→ Your goal: Copy out, from the entries below, each line holding the string "Neural".

→ Stored data:
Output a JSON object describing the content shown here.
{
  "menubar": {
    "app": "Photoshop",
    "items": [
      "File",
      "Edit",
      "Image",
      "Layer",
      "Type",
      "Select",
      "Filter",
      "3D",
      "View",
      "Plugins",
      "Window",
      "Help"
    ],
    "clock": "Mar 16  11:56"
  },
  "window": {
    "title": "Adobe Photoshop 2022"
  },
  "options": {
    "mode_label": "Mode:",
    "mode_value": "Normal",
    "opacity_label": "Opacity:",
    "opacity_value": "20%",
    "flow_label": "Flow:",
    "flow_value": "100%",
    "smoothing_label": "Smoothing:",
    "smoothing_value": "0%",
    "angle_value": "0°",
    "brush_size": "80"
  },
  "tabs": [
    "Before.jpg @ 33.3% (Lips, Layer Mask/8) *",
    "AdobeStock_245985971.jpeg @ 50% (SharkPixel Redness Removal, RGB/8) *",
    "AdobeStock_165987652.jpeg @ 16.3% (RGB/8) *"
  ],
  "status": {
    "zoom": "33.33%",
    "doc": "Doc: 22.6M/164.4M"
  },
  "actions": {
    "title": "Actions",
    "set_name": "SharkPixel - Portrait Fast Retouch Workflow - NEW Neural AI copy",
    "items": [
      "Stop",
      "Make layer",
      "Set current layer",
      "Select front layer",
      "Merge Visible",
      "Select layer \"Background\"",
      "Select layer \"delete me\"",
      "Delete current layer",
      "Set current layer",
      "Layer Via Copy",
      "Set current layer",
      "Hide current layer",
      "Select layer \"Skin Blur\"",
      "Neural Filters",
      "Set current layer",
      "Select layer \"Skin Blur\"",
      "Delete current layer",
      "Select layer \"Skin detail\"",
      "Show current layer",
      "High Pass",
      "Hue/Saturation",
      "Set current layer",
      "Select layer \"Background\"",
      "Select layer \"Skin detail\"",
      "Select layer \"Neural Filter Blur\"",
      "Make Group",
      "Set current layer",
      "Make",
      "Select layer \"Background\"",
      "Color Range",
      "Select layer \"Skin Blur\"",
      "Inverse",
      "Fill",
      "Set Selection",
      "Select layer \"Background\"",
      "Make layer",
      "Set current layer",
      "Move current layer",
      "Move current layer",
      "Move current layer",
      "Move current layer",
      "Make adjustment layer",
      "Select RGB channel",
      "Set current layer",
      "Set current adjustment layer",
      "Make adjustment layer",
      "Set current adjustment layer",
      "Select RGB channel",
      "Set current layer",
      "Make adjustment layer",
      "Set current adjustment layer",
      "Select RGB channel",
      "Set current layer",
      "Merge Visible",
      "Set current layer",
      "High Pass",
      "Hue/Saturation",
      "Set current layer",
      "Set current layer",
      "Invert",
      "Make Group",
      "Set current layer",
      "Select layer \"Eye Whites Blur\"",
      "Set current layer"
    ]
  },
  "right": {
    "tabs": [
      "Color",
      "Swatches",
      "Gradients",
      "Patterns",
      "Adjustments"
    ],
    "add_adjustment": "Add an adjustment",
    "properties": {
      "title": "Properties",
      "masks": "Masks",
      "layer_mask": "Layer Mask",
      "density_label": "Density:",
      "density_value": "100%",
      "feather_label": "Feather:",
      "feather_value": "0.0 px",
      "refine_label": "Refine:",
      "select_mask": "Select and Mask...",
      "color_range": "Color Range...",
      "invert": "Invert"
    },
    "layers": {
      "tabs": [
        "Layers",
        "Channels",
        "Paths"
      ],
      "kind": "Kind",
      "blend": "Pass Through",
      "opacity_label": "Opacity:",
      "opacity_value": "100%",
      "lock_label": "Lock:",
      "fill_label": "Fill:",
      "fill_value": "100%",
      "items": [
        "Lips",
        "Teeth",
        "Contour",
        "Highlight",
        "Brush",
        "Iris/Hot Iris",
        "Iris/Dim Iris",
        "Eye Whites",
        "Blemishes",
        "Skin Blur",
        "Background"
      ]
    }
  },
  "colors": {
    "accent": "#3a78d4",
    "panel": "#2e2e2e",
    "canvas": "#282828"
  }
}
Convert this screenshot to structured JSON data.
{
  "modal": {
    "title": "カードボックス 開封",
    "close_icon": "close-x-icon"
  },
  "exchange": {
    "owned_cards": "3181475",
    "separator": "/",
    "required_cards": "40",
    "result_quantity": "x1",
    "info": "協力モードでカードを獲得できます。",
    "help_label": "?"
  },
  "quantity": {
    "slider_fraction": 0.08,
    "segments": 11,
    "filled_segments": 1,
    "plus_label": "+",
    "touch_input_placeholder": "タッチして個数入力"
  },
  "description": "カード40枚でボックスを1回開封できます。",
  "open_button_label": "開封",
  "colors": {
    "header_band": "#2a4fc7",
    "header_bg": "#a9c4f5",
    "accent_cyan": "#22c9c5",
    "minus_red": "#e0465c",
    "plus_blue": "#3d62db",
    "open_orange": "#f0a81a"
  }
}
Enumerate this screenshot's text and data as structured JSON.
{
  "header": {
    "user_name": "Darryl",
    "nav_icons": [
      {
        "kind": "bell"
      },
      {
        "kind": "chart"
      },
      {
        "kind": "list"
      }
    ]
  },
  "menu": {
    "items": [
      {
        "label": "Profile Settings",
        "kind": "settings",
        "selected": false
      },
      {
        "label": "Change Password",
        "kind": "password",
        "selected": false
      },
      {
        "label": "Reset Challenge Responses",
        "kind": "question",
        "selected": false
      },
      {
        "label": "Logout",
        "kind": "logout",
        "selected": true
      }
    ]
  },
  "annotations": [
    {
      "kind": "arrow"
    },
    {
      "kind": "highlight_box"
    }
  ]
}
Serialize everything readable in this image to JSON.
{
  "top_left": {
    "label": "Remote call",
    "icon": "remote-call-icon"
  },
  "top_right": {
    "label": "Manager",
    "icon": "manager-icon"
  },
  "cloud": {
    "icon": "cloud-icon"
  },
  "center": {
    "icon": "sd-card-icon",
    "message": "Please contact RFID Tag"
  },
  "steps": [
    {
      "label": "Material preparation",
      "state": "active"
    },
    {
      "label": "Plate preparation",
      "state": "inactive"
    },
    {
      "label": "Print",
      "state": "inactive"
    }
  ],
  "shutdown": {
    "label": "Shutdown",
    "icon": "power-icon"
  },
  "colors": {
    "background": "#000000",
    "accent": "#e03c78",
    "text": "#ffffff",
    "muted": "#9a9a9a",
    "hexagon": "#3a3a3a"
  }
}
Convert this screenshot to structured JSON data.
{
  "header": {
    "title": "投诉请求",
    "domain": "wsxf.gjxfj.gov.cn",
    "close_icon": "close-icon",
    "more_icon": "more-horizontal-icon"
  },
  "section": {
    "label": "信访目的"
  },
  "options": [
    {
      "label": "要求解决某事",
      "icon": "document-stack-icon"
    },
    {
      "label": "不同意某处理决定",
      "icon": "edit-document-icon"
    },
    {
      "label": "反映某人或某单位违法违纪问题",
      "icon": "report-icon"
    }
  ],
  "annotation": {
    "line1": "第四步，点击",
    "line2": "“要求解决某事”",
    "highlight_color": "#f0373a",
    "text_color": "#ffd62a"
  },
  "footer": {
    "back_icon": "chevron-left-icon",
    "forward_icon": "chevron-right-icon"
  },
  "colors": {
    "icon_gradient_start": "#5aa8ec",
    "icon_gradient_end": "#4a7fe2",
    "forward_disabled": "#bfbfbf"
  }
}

→ Solution for this exercise:
    "set_name": "SharkPixel - Portrait Fast Retouch Workflow - NEW Neural AI copy",
      "Neural Filters",
      "Select layer \"Neural Filter Blur\"",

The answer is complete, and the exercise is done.